╭─ Data under study
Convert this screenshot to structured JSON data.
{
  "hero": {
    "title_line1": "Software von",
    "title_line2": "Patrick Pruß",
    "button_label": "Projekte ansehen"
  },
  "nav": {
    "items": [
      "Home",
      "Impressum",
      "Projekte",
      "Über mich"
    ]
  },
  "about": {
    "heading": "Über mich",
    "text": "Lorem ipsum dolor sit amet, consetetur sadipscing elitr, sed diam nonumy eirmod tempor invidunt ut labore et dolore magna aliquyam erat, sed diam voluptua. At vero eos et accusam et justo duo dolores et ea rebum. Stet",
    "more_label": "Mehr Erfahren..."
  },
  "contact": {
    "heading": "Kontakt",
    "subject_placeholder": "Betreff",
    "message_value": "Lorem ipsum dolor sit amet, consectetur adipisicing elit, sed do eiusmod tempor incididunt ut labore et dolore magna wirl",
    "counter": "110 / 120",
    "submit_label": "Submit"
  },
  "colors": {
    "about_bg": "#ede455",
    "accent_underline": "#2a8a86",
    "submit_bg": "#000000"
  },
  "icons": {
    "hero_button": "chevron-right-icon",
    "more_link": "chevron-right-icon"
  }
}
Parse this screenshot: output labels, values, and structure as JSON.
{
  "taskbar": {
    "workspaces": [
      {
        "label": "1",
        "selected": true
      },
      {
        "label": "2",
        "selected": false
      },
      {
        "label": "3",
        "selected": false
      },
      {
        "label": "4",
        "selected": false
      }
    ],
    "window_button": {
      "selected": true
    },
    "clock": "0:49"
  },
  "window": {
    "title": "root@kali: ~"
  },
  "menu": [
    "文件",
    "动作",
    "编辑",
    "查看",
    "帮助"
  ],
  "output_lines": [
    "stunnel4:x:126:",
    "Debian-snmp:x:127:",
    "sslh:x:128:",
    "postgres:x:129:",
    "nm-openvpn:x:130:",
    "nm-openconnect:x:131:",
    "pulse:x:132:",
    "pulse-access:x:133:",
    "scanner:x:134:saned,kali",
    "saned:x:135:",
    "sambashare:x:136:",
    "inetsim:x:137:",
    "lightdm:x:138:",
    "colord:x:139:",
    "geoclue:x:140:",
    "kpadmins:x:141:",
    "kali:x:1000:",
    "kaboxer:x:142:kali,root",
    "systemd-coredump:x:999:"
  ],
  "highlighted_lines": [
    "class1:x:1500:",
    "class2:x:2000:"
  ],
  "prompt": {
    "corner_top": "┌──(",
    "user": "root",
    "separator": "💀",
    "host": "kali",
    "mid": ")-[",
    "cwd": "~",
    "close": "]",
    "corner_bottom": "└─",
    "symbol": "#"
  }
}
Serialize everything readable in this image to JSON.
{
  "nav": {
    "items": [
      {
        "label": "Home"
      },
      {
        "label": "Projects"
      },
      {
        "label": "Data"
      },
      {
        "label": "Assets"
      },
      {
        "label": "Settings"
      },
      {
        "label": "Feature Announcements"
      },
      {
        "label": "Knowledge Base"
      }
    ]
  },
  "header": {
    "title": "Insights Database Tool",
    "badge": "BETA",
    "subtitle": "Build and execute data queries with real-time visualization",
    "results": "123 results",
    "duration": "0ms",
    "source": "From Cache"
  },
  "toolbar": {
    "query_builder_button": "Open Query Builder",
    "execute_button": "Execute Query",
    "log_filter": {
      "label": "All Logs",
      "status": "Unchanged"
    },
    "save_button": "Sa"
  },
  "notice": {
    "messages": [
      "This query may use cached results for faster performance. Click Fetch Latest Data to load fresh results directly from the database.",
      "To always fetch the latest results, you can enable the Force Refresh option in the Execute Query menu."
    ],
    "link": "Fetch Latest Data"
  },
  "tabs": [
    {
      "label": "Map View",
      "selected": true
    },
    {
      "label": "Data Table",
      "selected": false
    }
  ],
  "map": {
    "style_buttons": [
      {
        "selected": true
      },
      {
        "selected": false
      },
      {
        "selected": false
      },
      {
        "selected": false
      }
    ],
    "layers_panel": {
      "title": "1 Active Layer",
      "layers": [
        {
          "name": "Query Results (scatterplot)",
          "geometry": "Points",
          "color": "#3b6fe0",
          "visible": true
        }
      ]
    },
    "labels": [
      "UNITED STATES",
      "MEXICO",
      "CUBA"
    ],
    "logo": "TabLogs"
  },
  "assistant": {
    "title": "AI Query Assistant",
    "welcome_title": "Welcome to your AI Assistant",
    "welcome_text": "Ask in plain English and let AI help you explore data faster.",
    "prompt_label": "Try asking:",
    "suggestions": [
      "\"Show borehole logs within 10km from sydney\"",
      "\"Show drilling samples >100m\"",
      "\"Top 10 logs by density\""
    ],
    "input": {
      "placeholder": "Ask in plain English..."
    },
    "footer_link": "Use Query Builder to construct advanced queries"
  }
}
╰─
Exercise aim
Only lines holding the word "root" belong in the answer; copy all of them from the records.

Completed task
    "title": "root@kali: ~"
    "kaboxer:x:142:kali,root",
    "user": "root",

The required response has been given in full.